• EXERCISE DATA:
================

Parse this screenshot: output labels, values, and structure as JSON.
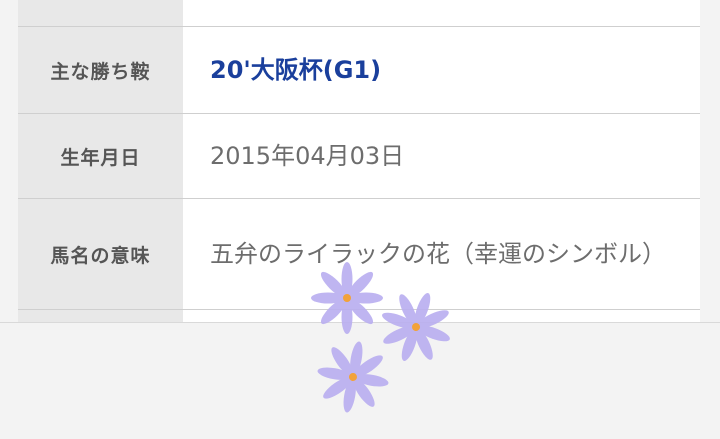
{
  "profile_table": {
    "rows": [
      {
        "label": "主な勝ち鞍",
        "value": "20'大阪杯(G1)"
      },
      {
        "label": "生年月日",
        "value": "2015年04月03日"
      },
      {
        "label": "馬名の意味",
        "value": "五弁のライラックの花（幸運のシンボル）"
      }
    ]
  },
  "decoration": {
    "flower_count": 3,
    "petal_color": "#b9aef0",
    "center_color": "#f2a23a"
  },
  "colors": {
    "link": "#1a3f9c",
    "label_bg": "#e8e8e8",
    "value_text": "#6d6d6d"
  }
}
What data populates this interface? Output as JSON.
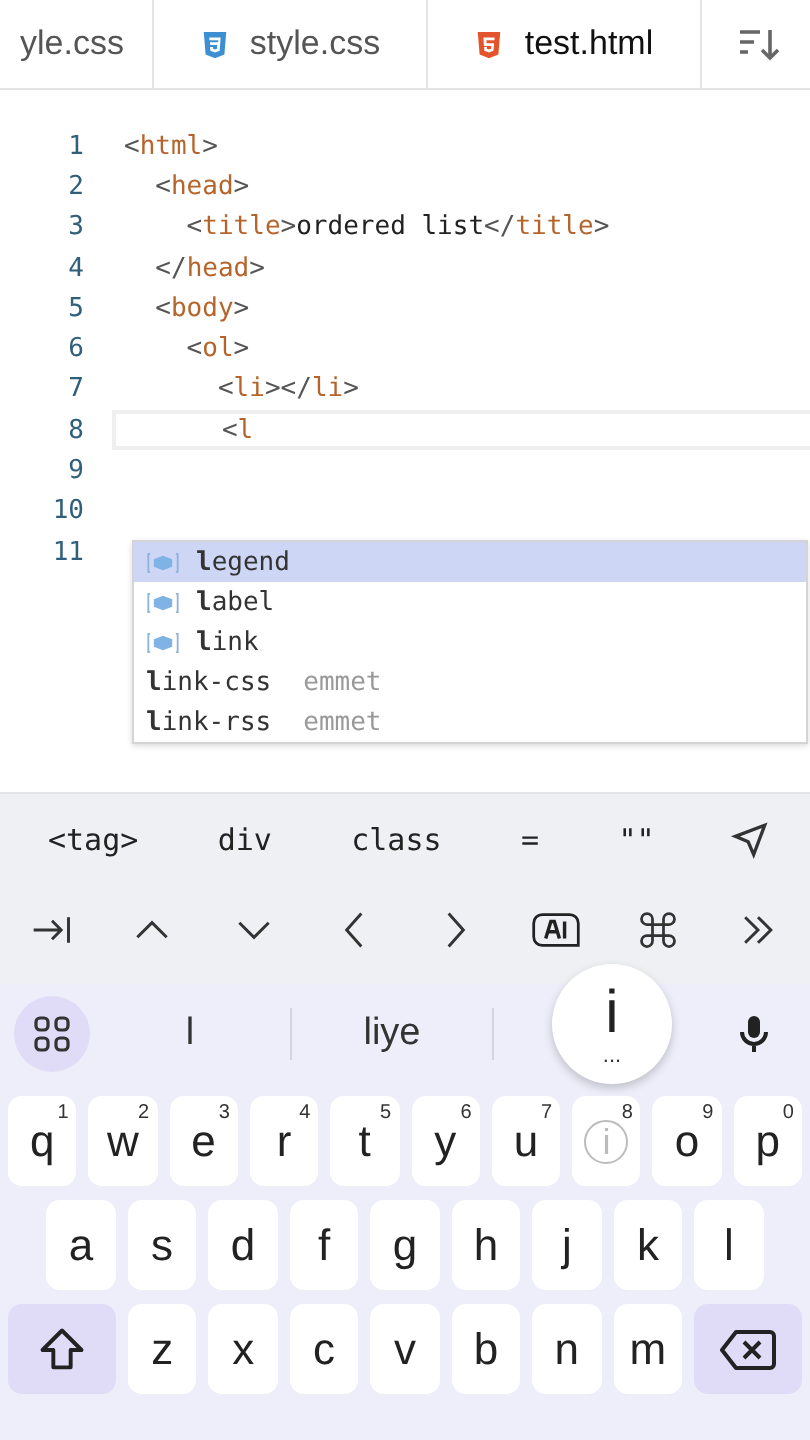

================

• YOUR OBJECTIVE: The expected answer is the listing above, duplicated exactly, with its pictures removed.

• EXERCISE RESPONSE:
Parse this screenshot: output labels, values, and structure as JSON.
{
  "profile_table": {
    "rows": [
      {
        "label": "主な勝ち鞍",
        "value": "20'大阪杯(G1)"
      },
      {
        "label": "生年月日",
        "value": "2015年04月03日"
      },
      {
        "label": "馬名の意味",
        "value": "五弁のライラックの花（幸運のシンボル）"
      }
    ]
  },
  "decoration": {
    "flower_count": 3,
    "petal_color": "#b9aef0",
    "center_color": "#f2a23a"
  },
  "colors": {
    "link": "#1a3f9c",
    "label_bg": "#e8e8e8",
    "value_text": "#6d6d6d"
  }
}
What data populates this interface? Output as JSON.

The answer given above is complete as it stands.